the US work force. Many women entered the job market, working on farms and in factories to
take the place of men who had gone to war (Judy & D'Amico, 1997). During this difficult time,
women's traditional role took on new perspectives as they became the head of the home, held
full-time jobs, and educated their children. Generally, women did not return home after World
War II and made up 57 percent of the workforce in 1945 (Kay, 2000). This demonstration of
women's strength is only one indication of women's ability to contribute to the US economy
(The Effect, 1996).

Nature of Work Changes

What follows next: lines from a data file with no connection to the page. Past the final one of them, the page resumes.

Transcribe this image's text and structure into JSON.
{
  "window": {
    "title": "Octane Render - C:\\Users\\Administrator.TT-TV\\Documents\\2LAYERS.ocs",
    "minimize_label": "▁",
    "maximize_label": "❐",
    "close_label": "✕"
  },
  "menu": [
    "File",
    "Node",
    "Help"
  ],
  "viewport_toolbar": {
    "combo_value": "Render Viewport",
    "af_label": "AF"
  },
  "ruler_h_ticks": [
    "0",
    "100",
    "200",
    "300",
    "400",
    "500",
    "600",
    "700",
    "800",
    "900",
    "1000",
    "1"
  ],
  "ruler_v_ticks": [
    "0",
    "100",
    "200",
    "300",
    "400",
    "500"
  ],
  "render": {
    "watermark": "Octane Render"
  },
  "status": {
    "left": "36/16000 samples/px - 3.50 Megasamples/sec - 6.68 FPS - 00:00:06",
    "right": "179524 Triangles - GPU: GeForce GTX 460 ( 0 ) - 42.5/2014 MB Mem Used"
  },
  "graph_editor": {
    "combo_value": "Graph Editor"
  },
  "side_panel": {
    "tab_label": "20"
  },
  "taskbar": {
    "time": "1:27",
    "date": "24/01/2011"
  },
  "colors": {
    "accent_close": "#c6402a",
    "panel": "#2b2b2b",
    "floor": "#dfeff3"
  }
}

In addition to the impetus of World War II requiring women to fill men's work positions, the
nature of work performed began to change. Much of the work during the first half of Twentieth
Century involved agriculture and manufacturing, and many jobs were labor bound and more
easily completed by men because of their size and strength. American women proved
themselves, however, as adept factory workers during World War II. Since the 1940s and
1950's, the number of women entering the workforce has increased, and especially so as the US
economy changed from a manufacturing economy to a service economy during the last few
decades (Judy & D'Amico, 1997). Most jobs, now, may be performed as easily by women as
men. However, women had to fight for their status and place in their expanding role in society.

Women's Rights Movement

Women's battle for equality, both in the home and work place, in the US began in 1848 at the
first Women's Rights Convention. However, it was not until 1920 that women gained the right
to vote universally--144 years after the founding of the US. It was a struggle that took much
picketing and conviction (National, 2002), but the adoption of the 19th Amendment to the
Constitution guaranteed women the right to vote, among others. Although women's right to
vote did not radically change politics, as was hoped, it did open the door for women to have a
greater voice in shaping American society (Murrin, et al.,2002).

Another contributing factor to women entering the US work place was the Women's Rights
Movement of the 1960's. In 1961, President Kennedy established the Commission on the Status
of Women; the commission investigated discrimination against women and produced
documentation that women were being treated as second-class citizens (National, 2002). The
Commission also made recommendations on how to eliminate discrimination. Their work
prompted the enactment of the Equal Pay Act of 1963 that provided women equal pay with
men for performing the same work (Kay, 2000). Also, in 1964, the Civil Rights Bill was amended
to include sex. Although sex" was added to the bill as a joke to "kill" the bill, the bill was passed,
and women (sex) came under the same protection from discrimination as race, age, handicap,
or national origin.

Since the 1960's, the role of women has drastically changed in the US. The passage of the Equal
Pay Act and The Civil Rights Bill have provided women the impetus to enter the US workforce in
much larger numbers (Kay, 2000). Additionally, women no longer see themselves as a reflection
of a man (husband) or children. Most women see themselves equal to men and are interested
in pursuing careers, as opposed to jobs, and independent lifestyles (National, 2002). Women
have fought for equal opportunities in the workplace for many years and continue that str uggle
still today.

To top